Now we are in phase of implementing a communication through the network by using GRE tunneling, regarding the special protocol that must be tunneled.
As the areas are configured with summarization on border routers, every area receveing a dedicated IP addresses scheme, we have some questions regarding the IP addresses nedded to be use on GRE tunneling.
1. Do we need to use for GRE tunneling other IP addresses than those established for OSPF areas ?
2. Do we need to have a dedicated ethernet interface in every branch for the IP segment that must be tunneled ?
3. Can we use OSPF as routing protocol for the traffic passing the tunnel ? What implications reffers to ( a special area for the tunnel ???) ?
1. Your tunnel source and destination address should be something within your IGP (OSPF) but the IP address, if you put on, on your Tunnel can be anything (not needed to be in your IGP).
2. You need not have a dedicated Ethernet segment for your Tunnel, since this is a logical internal interface.
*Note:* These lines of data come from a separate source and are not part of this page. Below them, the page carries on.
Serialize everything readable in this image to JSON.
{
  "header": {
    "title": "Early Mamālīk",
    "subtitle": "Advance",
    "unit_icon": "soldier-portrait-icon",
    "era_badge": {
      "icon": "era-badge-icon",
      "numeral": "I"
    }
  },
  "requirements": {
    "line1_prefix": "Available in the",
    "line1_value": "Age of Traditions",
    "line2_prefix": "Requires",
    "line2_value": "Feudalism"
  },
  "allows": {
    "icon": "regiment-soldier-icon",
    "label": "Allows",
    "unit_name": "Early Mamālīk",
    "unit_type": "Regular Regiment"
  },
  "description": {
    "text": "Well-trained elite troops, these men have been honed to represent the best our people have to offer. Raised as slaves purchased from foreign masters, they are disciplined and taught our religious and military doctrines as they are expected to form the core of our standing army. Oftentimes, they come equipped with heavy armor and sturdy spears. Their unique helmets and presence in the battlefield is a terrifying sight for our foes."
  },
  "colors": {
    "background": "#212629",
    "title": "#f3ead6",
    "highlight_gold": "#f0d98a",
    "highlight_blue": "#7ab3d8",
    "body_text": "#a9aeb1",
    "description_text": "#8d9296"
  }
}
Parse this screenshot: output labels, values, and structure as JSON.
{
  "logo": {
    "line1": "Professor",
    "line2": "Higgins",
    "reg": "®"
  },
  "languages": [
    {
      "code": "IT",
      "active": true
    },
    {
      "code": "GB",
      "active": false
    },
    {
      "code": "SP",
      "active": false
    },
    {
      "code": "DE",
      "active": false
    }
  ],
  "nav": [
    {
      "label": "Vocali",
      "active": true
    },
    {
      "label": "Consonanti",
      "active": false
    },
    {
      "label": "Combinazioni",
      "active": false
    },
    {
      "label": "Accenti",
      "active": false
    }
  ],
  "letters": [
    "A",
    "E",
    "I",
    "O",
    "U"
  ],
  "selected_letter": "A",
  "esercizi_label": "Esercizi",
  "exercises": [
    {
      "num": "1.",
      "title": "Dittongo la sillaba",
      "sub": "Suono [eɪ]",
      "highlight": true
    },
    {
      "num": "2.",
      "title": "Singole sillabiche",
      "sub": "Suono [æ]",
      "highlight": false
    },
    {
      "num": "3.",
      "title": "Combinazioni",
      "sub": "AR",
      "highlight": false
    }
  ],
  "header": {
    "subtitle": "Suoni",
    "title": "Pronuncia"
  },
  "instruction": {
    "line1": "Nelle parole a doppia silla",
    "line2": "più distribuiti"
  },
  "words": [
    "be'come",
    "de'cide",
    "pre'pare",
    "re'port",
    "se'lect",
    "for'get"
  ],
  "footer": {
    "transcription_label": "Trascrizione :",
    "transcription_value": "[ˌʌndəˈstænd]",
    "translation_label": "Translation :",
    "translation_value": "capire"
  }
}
This would really depend on what you are Tunneling and why. Say you were Tunneling IPX and nothing else. You could have an Ethernet with IP that clients would use and route normally across your OSPF core but the IPX that came into the router would enter the Tunnel interface and go to it's destination. So, you'd need not, in this scenerio, have a dedicated Ethernet segment since it would be use with IP and IPX (your tunneled traffic type) at the same time.
3. Sure you can use OSPF over your Tunnels. Normally when people Tunnel it is to separate traffic from the rest of the network or to pass non IP traffic over a IP network without enabling routing for other protocols. I'd recommend, if separating traffic, running a separate OSPF or other routing protocol to keep these Tunneled Networks separate.
The not ebelow from the CCIE is an excellent guide to point you in the right direction at a high level, all I would add is that you want to leave the OSPF installation untouched, you really need a complete separation as it will be impossible to support and troubleshoot if youy don't. Use tunnel interfaces, and configure a different tunnel int for every router you will be tunneling to,( you can configure loads on each router), label them as 'tunnel to wherever the tunnel is going'. then use static routes pointing to the specific tunnel inerface configured to go where you want it to go (e,g ip route network/mask tunnel (no of interface). Use a 10.0.0.0 ip address schema with a /30 mask, for each tunnel, this will then give you a chance to administrate the n/w. The only way though, that you can configure this propoerly is to set it up on a testbed and read, read, read, your best ally here will be experience.
We are pleased to announce availability of Beta software for 16.6.3. 16.6.3 will be the second rebuild on the 16.6 release train targeted towards Catalyst 9500/9400/9300/3850/3650 switching platforms. We are looking for early feedback from custome...